▶ [WORK TO COMPLETE]: Each record that comes next should be output exactly; pictures do not belong in the copy.

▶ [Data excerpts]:
====

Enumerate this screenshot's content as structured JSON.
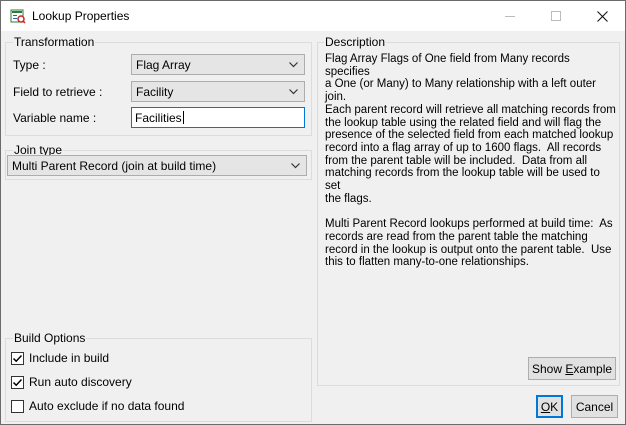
{
  "window": {
    "title": "Lookup Properties"
  },
  "transformation": {
    "group_label": "Transformation",
    "type_label": "Type :",
    "type_value": "Flag Array",
    "field_label": "Field to retrieve :",
    "field_value": "Facility",
    "varname_label": "Variable name :",
    "varname_value": "Facilities"
  },
  "join_type": {
    "group_label": "Join type",
    "value": "Multi Parent Record (join at build time)"
  },
  "build_options": {
    "group_label": "Build Options",
    "items": [
      {
        "label": "Include in build",
        "checked": true
      },
      {
        "label": "Run auto discovery",
        "checked": true
      },
      {
        "label": "Auto exclude if no data found",
        "checked": false
      }
    ]
  },
  "description": {
    "group_label": "Description",
    "text": "Flag Array Flags of One field from Many records specifies\na One (or Many) to Many relationship with a left outer join.\nEach parent record will retrieve all matching records from\nthe lookup table using the related field and will flag the\npresence of the selected field from each matched lookup\nrecord into a flag array of up to 1600 flags.  All records\nfrom the parent table will be included.  Data from all\nmatching records from the lookup table will be used to set\nthe flags.\n\nMulti Parent Record lookups performed at build time:  As\nrecords are read from the parent table the matching\nrecord in the lookup is output onto the parent table.  Use\nthis to flatten many-to-one relationships."
  },
  "buttons": {
    "show_example_pre": "Show ",
    "show_example_accel": "E",
    "show_example_post": "xample",
    "ok_accel": "O",
    "ok_post": "K",
    "cancel": "Cancel"
  }
}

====

▶ [TASK OUTPUT]:
Enumerate this screenshot's content as structured JSON.
{
  "window": {
    "title": "Lookup Properties"
  },
  "transformation": {
    "group_label": "Transformation",
    "type_label": "Type :",
    "type_value": "Flag Array",
    "field_label": "Field to retrieve :",
    "field_value": "Facility",
    "varname_label": "Variable name :",
    "varname_value": "Facilities"
  },
  "join_type": {
    "group_label": "Join type",
    "value": "Multi Parent Record (join at build time)"
  },
  "build_options": {
    "group_label": "Build Options",
    "items": [
      {
        "label": "Include in build",
        "checked": true
      },
      {
        "label": "Run auto discovery",
        "checked": true
      },
      {
        "label": "Auto exclude if no data found",
        "checked": false
      }
    ]
  },
  "description": {
    "group_label": "Description",
    "text": "Flag Array Flags of One field from Many records specifies\na One (or Many) to Many relationship with a left outer join.\nEach parent record will retrieve all matching records from\nthe lookup table using the related field and will flag the\npresence of the selected field from each matched lookup\nrecord into a flag array of up to 1600 flags.  All records\nfrom the parent table will be included.  Data from all\nmatching records from the lookup table will be used to set\nthe flags.\n\nMulti Parent Record lookups performed at build time:  As\nrecords are read from the parent table the matching\nrecord in the lookup is output onto the parent table.  Use\nthis to flatten many-to-one relationships."
  },
  "buttons": {
    "show_example_pre": "Show ",
    "show_example_accel": "E",
    "show_example_post": "xample",
    "ok_accel": "O",
    "ok_post": "K",
    "cancel": "Cancel"
  }
}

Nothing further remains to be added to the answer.